“This is clearly against Article 16 of the Convention which seeks to protect the administrative boundaries of territories associated with national minorities and to ensure that boundaries are not redrawn or gerrymandered to restrict the “enjoyment of such rights and freedoms” as set out in the Framework Convention."

Thursday, 3 March 2016

On the election trail again

I am pleased to be able to report that MK has nominated candidates for two town/parish council by-elections that are due to take place on 31st March. Both the vacancies are within the Camborne and Redruth Constituency.

Linda Lemon will be contesting the Trelowarren Ward on Camborne Town Council. She is hoping to join Zoe Fox who already represents the area on the town council. Zoe is pictured below with Linda, who is on the left. The election will be straight fight with a Labour candidate.

MK is also standing in a by-election for a seat on Carn Brea Parish Council.

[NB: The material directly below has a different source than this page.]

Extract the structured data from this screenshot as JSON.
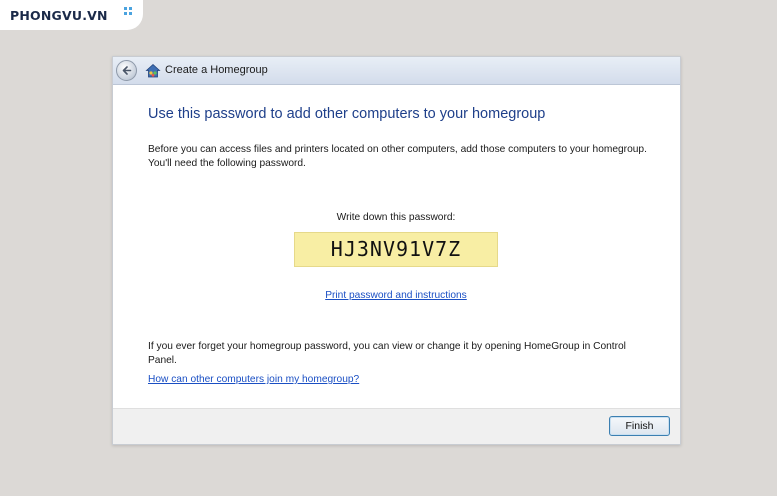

First time candidate Bruce Townsley will be up against three other candidates – one Labour and two with no description.

Anyone who would like to help out can call the Chairman of the Constituency Party Cllr Loveday Jenkin on 01209 831517.

Wednesday, 2 March 2016

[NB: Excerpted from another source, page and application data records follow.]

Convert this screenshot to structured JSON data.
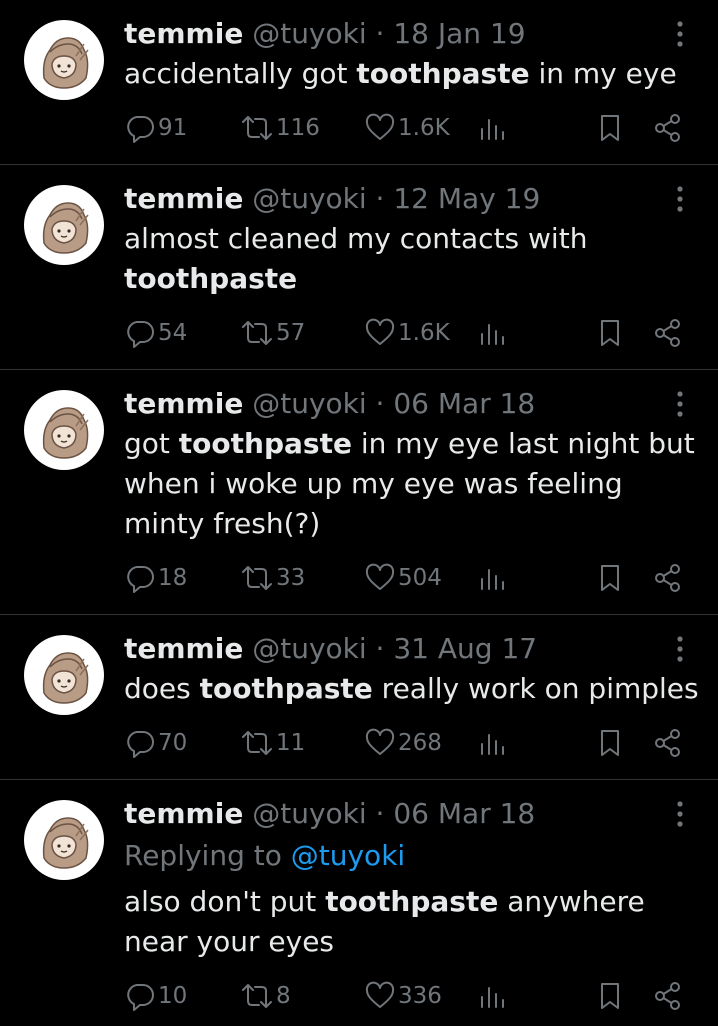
{
  "tweets": [
    {
      "name": "temmie",
      "handle": "@tuyoki",
      "date": "18 Jan 19",
      "text_parts": [
        "accidentally got ",
        "toothpaste",
        " in my eye"
      ],
      "replying_to": null,
      "replies": "91",
      "retweets": "116",
      "likes": "1.6K"
    },
    {
      "name": "temmie",
      "handle": "@tuyoki",
      "date": "12 May 19",
      "text_parts": [
        "almost cleaned my contacts with ",
        "toothpaste",
        ""
      ],
      "replying_to": null,
      "replies": "54",
      "retweets": "57",
      "likes": "1.6K"
    },
    {
      "name": "temmie",
      "handle": "@tuyoki",
      "date": "06 Mar 18",
      "text_parts": [
        "got ",
        "toothpaste",
        " in my eye last night but when i woke up my eye was feeling minty fresh(?)"
      ],
      "replying_to": null,
      "replies": "18",
      "retweets": "33",
      "likes": "504"
    },
    {
      "name": "temmie",
      "handle": "@tuyoki",
      "date": "31 Aug 17",
      "text_parts": [
        "does ",
        "toothpaste",
        " really work on pimples"
      ],
      "replying_to": null,
      "replies": "70",
      "retweets": "11",
      "likes": "268"
    },
    {
      "name": "temmie",
      "handle": "@tuyoki",
      "date": "06 Mar 18",
      "text_parts": [
        "also don't put ",
        "toothpaste",
        " anywhere near your eyes"
      ],
      "replying_to": {
        "prefix": "Replying to ",
        "mention": "@tuyoki"
      },
      "replies": "10",
      "retweets": "8",
      "likes": "336"
    }
  ],
  "separator": " · ",
  "icons": {
    "more": "more-dots-icon",
    "reply": "reply-icon",
    "retweet": "retweet-icon",
    "like": "heart-icon",
    "views": "views-chart-icon",
    "bookmark": "bookmark-icon",
    "share": "share-icon"
  },
  "colors": {
    "background": "#000000",
    "text": "#e7e9ea",
    "muted": "#71767b",
    "mention": "#1d9bf0",
    "divider": "#2f3336"
  }
}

Cornish Guardian opposes Devonwall seat

The editorial in today’s Cornish Guardian has slammed what it described as the “political abomination known as Devonwall.”

I am very pleased that the newspaper has come out, so strongly, against the creation of a cross-Tamar Devonwall parliamentary seat. It is quite similar to an article I wrote in a recent edition of the newspaper, and this hard-hitting editorial is well worth a read.

It concludes as follows:

“The Cornish people have already been recognised as a ‘national minority.’ As such, we must be afforded the same respect as in Scotland and Wales and not have our boundaries breached by the creation of a bastardised constituency that neither respects nor recognises Cornwall, its heritage, its struggles and its aspirations.”

Cornwall for Sale? ... YourKidsFutureCornwall

A full page advert was placed in today’s Cornish Guardian by a group calling itself YourKidsFutureCornwall. I understand that similar adverts will be appearing in the Cornishman and West Briton newspapers tomorrow.

YourKidsFutureCornwall describes itself as a “group of dedicated people that are passionate about protecting Kernow from the developer's onslaught that it is currently seeing. We can't do it alone, we need the help and support of the peoples of Kernow.”

It is a telling intervention at this time and shows the growing frustration that many people feel about what is happening in Cornwall today. I have seen it described as the “most outspoken expression of grassroots concern seen in decades!”

I believe it is incumbent on everyone who cares about the future of Cornwall, to be active in local affairs.

So have a read, look at the website – – and join in the debate and have your say.

As the leader of MK, I would also appeal to one and all to become active in the Party for Cornwall. It is easy to join – just go to the website at

Tuesday, 1 March 2016

Consultation on proposal for new play area in Indian Queens Recreation Ground

St Enoder Parish Council has secured a significant amount of funding towards a new play area in the Recreation Ground at Indian Queens. The funding principally comes from a one-off community payment from the developer of the solar farm near Fraddon, and a contribution from a local developer in lieu of not providing a small play area on a local housing site.

We have also submitted an additional application to a local funding body and will know whether we have been successful at the end of April.

In the meantime, we are finalising the layout of the proposed new play area. Plans have been produced and will be on show at the Indian Queens Victory Hall on Friday 4th March, between 2.00 and 4.30.

Please drop in and tell us what you think of the plans.